The predominant method used for the cultivation of European kelp involves seeding onto twine spools. The selection of a suitable twine is essential. In four experiments, synthetic and natural polymer twines were seeded with either meiospore or juvenile sporophytes of Saccharina latissima. Development was monitored over both the hatchery and outplanting phase at an experiment seaweed farm, Scotland, UK. Twisted twine seeded with meiospores gave 37 ± 21% higher biomass yield than the braided form, despite 46 ± 10% lower sporophyte density during the hatchery period. Twisted twine was also more favourable when sporophyte seeding, increasing juvenile retention by 140%. Three-month-old sporophytes had 50% weaker bioadhesion on polyamide (PA), polyester (PES) and polypropylene (PP) compared to polyvinylalcohol (PVA). This was reflected in 11-24% higher biomass on PVA following outplanting. However, if the twine surface was modified by corona discharge before seeding, PA, PES and PP achieved an equivalent biomass to PVA. Jute and sisal twine had a toxic effect on the development of meiospores. In contrast, seeding with sporophytes, was successful onto jute and sisal, but bioadhesion was weak. Finally, cotton was moderately toxic to meiospores but also had a bioadhesion strength and biomass yield comparable to PVA. We conclude that PVA and corona-treated synthetic twines are excellent for either meiospore or sporophyte seeding. Cotton is a very promising biodegradable twine, although further research is needed to optimise its physical structure.
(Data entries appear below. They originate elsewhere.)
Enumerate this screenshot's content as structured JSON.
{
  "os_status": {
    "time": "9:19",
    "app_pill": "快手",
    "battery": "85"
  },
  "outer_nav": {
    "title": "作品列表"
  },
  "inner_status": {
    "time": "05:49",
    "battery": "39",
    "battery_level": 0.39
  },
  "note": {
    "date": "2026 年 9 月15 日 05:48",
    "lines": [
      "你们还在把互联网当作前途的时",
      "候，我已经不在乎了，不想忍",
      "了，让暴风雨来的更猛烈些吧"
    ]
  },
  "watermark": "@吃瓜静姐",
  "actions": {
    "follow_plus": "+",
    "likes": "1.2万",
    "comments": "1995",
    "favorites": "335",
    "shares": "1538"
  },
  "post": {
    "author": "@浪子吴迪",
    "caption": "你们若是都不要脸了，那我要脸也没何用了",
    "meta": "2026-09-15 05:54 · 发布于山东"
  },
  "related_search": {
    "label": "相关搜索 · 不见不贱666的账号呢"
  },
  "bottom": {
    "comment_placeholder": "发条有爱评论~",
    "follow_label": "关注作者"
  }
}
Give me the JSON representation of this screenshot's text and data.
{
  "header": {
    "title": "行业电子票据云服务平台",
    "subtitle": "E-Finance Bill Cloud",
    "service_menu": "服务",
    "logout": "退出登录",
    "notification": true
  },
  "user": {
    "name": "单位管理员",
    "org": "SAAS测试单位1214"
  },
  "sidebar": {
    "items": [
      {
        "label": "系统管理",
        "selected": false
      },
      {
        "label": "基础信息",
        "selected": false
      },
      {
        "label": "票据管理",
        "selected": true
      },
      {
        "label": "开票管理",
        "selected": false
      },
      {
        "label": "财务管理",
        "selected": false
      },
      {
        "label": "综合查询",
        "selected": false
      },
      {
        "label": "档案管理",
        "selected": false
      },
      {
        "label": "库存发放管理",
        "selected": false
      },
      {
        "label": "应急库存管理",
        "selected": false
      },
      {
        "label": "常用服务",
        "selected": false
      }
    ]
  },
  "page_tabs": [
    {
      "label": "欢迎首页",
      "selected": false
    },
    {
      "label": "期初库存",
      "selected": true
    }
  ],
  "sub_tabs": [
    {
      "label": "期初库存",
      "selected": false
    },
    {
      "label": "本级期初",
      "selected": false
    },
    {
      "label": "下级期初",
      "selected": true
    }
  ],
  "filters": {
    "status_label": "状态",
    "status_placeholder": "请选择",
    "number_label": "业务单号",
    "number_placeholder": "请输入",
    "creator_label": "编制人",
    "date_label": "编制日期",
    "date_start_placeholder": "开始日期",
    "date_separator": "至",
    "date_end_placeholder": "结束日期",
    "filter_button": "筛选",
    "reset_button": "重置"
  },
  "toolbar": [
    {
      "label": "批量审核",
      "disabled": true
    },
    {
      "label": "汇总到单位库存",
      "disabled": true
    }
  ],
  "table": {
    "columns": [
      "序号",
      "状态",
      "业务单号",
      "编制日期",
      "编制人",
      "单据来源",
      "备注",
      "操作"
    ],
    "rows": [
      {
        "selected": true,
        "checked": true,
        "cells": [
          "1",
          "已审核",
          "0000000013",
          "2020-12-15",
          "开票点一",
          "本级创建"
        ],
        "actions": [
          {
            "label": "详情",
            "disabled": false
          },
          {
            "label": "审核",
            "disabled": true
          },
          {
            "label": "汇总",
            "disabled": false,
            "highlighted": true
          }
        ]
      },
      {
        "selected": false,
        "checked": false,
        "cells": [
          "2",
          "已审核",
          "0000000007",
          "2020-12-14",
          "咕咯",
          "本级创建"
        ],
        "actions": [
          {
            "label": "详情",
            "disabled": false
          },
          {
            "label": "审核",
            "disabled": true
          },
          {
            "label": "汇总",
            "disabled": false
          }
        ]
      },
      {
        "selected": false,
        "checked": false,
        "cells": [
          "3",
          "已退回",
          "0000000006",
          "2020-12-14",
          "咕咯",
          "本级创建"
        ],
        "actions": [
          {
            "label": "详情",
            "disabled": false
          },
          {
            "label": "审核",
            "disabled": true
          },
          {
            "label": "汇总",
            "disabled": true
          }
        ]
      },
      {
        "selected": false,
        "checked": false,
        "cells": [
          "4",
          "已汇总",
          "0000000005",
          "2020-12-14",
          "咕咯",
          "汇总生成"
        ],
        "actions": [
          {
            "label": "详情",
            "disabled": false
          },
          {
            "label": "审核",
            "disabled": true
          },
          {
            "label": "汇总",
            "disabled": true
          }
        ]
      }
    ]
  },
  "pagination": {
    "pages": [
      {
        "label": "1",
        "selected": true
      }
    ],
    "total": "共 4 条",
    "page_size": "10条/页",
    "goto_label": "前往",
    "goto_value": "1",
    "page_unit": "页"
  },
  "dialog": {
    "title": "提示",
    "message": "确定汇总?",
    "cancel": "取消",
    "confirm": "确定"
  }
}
We also conclude that results during the hatchery period do not predict the success of seeded twine following outplanting.
- Saccharina latissima